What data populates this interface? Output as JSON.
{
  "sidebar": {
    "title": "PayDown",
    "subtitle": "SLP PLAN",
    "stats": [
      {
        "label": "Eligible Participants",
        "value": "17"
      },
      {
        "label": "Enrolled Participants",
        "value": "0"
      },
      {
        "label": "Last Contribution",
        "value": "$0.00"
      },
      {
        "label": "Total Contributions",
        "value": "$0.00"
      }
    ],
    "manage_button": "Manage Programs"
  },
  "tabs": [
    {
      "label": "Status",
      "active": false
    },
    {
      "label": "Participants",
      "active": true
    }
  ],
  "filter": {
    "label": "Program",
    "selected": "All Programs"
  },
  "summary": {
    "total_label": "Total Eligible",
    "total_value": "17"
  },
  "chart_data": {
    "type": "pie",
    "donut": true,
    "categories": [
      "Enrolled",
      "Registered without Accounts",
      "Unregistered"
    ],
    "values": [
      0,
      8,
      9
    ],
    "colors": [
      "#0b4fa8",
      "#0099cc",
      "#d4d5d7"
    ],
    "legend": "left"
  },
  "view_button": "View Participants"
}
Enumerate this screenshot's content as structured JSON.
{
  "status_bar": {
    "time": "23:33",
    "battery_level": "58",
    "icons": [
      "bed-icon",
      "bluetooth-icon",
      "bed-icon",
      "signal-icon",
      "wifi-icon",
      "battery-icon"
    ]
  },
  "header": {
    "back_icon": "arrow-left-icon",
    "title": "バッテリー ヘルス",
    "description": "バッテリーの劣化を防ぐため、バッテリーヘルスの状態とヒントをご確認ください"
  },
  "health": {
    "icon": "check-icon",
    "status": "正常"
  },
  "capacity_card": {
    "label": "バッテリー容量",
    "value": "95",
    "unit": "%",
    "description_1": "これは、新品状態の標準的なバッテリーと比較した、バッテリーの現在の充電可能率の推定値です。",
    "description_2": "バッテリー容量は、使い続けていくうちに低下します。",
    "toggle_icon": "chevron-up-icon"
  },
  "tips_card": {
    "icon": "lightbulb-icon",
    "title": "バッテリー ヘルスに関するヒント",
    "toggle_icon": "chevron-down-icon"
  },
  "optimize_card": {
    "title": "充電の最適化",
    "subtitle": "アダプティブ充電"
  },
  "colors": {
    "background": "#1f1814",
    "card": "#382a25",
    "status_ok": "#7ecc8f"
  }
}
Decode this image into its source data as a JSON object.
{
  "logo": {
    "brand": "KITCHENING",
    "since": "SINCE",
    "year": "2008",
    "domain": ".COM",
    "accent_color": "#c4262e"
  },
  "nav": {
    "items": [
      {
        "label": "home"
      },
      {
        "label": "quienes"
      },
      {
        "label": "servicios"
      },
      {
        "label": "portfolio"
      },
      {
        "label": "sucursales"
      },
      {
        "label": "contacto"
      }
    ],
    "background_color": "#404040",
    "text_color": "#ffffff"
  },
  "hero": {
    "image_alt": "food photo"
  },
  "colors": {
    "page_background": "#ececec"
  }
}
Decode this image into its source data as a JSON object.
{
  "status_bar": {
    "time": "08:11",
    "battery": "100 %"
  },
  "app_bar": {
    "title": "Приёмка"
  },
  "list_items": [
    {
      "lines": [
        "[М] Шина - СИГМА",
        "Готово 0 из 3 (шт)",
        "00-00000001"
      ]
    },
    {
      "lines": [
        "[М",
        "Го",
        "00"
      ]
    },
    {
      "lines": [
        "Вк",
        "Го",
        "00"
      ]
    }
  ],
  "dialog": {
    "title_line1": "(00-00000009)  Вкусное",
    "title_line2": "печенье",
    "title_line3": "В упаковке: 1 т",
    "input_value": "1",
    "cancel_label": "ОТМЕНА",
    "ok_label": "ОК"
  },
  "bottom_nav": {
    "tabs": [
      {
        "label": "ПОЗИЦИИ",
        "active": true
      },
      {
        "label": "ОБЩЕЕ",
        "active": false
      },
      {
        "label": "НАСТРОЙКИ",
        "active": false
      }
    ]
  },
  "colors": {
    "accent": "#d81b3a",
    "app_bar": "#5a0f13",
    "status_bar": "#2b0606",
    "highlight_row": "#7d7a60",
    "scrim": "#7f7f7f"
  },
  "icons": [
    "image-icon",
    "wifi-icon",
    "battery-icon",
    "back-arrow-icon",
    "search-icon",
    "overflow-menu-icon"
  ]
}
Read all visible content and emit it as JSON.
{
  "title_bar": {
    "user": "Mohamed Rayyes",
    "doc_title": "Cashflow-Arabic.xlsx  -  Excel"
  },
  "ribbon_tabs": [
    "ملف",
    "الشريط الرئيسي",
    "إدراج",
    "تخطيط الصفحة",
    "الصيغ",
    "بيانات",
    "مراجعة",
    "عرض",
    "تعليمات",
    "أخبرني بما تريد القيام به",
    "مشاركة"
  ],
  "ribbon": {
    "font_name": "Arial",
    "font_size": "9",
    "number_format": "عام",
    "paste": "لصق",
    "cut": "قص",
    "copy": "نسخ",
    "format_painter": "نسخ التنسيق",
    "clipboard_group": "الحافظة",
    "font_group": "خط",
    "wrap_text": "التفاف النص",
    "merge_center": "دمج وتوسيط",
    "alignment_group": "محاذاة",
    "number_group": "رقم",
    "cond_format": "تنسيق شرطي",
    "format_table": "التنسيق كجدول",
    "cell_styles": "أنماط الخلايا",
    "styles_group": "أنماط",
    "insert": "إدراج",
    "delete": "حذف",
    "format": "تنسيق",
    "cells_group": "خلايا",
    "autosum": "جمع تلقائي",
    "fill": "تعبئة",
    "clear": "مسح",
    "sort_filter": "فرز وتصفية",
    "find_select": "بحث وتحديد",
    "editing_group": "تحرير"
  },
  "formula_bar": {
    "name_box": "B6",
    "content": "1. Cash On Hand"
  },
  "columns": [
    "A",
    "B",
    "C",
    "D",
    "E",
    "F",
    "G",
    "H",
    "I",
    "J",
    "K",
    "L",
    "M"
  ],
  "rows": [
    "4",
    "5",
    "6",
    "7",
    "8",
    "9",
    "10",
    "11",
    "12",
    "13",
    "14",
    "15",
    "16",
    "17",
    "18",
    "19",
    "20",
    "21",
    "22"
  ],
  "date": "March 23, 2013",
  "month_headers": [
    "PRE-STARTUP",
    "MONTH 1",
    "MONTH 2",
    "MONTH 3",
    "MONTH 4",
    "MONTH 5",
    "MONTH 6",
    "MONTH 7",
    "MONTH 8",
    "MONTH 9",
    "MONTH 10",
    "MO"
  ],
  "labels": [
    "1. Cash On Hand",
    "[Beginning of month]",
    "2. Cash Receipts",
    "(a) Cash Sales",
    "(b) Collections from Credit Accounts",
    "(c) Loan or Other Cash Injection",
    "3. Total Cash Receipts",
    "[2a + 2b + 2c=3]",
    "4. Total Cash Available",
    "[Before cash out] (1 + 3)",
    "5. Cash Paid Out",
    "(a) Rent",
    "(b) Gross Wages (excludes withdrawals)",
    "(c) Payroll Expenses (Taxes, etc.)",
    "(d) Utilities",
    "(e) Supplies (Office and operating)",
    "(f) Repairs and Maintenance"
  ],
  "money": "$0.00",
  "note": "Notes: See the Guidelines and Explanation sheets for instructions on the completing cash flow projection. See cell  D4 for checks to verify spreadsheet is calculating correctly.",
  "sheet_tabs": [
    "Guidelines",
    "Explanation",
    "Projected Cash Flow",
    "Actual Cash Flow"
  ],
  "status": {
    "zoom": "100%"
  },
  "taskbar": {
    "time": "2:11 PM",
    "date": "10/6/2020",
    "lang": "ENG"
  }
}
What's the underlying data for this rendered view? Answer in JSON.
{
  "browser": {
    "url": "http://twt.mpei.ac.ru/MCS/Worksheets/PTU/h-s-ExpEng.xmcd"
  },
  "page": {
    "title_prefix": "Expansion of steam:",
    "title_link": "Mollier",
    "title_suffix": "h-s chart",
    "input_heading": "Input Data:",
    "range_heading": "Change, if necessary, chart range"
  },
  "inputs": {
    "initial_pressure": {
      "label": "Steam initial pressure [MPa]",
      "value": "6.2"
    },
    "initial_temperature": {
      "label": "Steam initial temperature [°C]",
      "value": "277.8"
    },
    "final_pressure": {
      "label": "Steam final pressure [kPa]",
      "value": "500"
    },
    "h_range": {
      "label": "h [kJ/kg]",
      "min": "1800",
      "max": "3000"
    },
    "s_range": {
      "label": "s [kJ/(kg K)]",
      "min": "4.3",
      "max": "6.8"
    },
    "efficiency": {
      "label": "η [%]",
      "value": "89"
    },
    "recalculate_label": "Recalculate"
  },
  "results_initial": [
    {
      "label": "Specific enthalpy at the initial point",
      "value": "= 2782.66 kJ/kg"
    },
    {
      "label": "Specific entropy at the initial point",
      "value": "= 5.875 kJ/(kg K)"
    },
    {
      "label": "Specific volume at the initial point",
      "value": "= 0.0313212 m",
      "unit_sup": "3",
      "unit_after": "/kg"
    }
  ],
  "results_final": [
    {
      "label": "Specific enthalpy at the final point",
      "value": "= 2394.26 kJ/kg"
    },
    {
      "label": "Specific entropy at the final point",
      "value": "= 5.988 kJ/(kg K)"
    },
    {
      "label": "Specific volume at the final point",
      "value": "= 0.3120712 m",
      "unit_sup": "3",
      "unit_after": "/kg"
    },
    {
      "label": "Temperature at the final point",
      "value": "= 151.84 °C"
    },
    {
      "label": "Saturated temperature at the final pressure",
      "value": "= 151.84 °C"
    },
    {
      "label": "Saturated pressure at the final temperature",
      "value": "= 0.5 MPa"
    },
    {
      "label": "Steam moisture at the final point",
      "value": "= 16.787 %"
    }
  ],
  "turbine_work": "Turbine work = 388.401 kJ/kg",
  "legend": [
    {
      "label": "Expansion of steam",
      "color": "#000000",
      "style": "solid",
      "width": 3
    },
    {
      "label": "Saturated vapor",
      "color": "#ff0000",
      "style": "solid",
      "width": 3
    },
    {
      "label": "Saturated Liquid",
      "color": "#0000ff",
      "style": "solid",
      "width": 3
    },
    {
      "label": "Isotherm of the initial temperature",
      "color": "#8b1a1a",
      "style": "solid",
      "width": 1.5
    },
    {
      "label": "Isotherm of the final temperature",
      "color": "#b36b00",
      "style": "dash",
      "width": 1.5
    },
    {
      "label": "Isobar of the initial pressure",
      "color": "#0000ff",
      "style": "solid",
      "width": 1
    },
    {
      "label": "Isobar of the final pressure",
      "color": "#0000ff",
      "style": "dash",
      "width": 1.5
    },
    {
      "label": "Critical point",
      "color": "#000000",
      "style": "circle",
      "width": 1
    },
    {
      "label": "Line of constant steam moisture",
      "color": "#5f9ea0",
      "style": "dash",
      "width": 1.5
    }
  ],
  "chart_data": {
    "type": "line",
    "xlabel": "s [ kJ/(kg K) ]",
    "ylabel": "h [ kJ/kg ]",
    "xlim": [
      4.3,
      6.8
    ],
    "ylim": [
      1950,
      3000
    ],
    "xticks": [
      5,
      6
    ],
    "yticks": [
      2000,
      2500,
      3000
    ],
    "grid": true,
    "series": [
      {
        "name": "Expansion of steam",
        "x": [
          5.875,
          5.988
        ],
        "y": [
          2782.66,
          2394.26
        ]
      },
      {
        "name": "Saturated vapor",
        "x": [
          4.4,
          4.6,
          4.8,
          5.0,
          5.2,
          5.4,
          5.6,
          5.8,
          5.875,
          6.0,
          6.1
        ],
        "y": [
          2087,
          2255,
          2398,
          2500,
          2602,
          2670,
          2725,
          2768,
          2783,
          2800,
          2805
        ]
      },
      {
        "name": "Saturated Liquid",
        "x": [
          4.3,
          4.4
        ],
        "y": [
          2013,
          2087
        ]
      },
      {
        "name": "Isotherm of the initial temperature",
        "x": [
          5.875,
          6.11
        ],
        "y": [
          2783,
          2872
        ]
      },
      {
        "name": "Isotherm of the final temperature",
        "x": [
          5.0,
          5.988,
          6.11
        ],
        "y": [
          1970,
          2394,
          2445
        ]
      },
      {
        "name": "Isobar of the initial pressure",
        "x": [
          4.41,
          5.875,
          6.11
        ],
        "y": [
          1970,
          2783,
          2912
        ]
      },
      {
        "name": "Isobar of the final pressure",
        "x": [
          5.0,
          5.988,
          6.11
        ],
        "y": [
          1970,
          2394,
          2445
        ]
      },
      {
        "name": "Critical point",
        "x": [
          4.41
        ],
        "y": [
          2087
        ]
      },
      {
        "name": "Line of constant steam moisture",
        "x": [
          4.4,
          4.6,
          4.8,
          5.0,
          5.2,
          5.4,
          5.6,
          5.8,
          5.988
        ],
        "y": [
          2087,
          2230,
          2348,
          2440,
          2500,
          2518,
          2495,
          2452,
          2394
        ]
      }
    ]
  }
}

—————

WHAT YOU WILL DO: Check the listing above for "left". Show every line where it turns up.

ANSWER SPACE:
    "legend": "left"
    "back_icon": "arrow-left-icon",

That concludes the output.